(Beginning of Data under study)
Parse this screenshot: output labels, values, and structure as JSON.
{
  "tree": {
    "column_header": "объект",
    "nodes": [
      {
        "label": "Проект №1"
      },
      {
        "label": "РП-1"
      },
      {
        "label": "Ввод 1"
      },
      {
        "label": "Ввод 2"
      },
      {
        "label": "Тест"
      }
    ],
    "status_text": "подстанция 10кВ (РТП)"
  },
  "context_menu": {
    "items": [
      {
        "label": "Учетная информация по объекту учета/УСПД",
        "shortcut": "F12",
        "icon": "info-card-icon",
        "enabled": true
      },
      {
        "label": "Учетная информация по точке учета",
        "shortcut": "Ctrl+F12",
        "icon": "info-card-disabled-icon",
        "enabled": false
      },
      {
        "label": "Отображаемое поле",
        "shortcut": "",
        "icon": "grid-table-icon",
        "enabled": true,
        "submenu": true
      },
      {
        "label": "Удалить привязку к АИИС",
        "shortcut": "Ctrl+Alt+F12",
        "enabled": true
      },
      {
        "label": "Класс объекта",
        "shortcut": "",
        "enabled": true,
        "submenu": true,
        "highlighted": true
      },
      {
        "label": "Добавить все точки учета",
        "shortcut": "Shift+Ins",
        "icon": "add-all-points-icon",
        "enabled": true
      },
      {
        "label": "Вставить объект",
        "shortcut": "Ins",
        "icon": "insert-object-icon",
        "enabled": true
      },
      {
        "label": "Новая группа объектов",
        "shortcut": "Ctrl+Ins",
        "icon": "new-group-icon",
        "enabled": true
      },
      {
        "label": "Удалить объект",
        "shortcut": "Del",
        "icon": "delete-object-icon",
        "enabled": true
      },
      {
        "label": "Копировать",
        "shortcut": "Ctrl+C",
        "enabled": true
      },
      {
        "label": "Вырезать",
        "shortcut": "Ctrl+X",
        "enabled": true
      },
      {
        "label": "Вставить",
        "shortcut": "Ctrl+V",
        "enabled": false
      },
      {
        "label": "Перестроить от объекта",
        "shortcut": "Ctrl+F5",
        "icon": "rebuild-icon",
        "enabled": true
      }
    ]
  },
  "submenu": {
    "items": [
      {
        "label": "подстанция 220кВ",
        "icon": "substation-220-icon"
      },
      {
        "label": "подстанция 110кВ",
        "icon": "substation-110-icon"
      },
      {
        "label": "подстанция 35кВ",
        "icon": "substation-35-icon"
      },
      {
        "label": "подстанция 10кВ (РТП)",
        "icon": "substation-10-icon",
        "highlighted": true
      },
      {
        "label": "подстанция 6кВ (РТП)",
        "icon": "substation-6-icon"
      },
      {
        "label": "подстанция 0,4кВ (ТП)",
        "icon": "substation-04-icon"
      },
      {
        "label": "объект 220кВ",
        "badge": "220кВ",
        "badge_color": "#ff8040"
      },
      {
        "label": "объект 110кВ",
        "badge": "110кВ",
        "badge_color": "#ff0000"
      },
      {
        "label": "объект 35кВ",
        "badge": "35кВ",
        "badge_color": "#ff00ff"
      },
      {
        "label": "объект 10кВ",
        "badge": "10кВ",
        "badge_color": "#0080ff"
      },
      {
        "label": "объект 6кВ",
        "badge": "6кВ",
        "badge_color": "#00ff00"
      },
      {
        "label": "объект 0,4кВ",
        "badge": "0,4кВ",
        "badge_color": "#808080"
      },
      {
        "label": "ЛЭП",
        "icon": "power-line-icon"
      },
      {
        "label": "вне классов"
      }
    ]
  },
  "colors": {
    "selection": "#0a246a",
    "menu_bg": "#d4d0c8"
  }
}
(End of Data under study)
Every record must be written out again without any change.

Parse this screenshot: output labels, values, and structure as JSON.
{
  "tree": {
    "column_header": "объект",
    "nodes": [
      {
        "label": "Проект №1"
      },
      {
        "label": "РП-1"
      },
      {
        "label": "Ввод 1"
      },
      {
        "label": "Ввод 2"
      },
      {
        "label": "Тест"
      }
    ],
    "status_text": "подстанция 10кВ (РТП)"
  },
  "context_menu": {
    "items": [
      {
        "label": "Учетная информация по объекту учета/УСПД",
        "shortcut": "F12",
        "icon": "info-card-icon",
        "enabled": true
      },
      {
        "label": "Учетная информация по точке учета",
        "shortcut": "Ctrl+F12",
        "icon": "info-card-disabled-icon",
        "enabled": false
      },
      {
        "label": "Отображаемое поле",
        "shortcut": "",
        "icon": "grid-table-icon",
        "enabled": true,
        "submenu": true
      },
      {
        "label": "Удалить привязку к АИИС",
        "shortcut": "Ctrl+Alt+F12",
        "enabled": true
      },
      {
        "label": "Класс объекта",
        "shortcut": "",
        "enabled": true,
        "submenu": true,
        "highlighted": true
      },
      {
        "label": "Добавить все точки учета",
        "shortcut": "Shift+Ins",
        "icon": "add-all-points-icon",
        "enabled": true
      },
      {
        "label": "Вставить объект",
        "shortcut": "Ins",
        "icon": "insert-object-icon",
        "enabled": true
      },
      {
        "label": "Новая группа объектов",
        "shortcut": "Ctrl+Ins",
        "icon": "new-group-icon",
        "enabled": true
      },
      {
        "label": "Удалить объект",
        "shortcut": "Del",
        "icon": "delete-object-icon",
        "enabled": true
      },
      {
        "label": "Копировать",
        "shortcut": "Ctrl+C",
        "enabled": true
      },
      {
        "label": "Вырезать",
        "shortcut": "Ctrl+X",
        "enabled": true
      },
      {
        "label": "Вставить",
        "shortcut": "Ctrl+V",
        "enabled": false
      },
      {
        "label": "Перестроить от объекта",
        "shortcut": "Ctrl+F5",
        "icon": "rebuild-icon",
        "enabled": true
      }
    ]
  },
  "submenu": {
    "items": [
      {
        "label": "подстанция 220кВ",
        "icon": "substation-220-icon"
      },
      {
        "label": "подстанция 110кВ",
        "icon": "substation-110-icon"
      },
      {
        "label": "подстанция 35кВ",
        "icon": "substation-35-icon"
      },
      {
        "label": "подстанция 10кВ (РТП)",
        "icon": "substation-10-icon",
        "highlighted": true
      },
      {
        "label": "подстанция 6кВ (РТП)",
        "icon": "substation-6-icon"
      },
      {
        "label": "подстанция 0,4кВ (ТП)",
        "icon": "substation-04-icon"
      },
      {
        "label": "объект 220кВ",
        "badge": "220кВ",
        "badge_color": "#ff8040"
      },
      {
        "label": "объект 110кВ",
        "badge": "110кВ",
        "badge_color": "#ff0000"
      },
      {
        "label": "объект 35кВ",
        "badge": "35кВ",
        "badge_color": "#ff00ff"
      },
      {
        "label": "объект 10кВ",
        "badge": "10кВ",
        "badge_color": "#0080ff"
      },
      {
        "label": "объект 6кВ",
        "badge": "6кВ",
        "badge_color": "#00ff00"
      },
      {
        "label": "объект 0,4кВ",
        "badge": "0,4кВ",
        "badge_color": "#808080"
      },
      {
        "label": "ЛЭП",
        "icon": "power-line-icon"
      },
      {
        "label": "вне классов"
      }
    ]
  },
  "colors": {
    "selection": "#0a246a",
    "menu_bg": "#d4d0c8"
  }
}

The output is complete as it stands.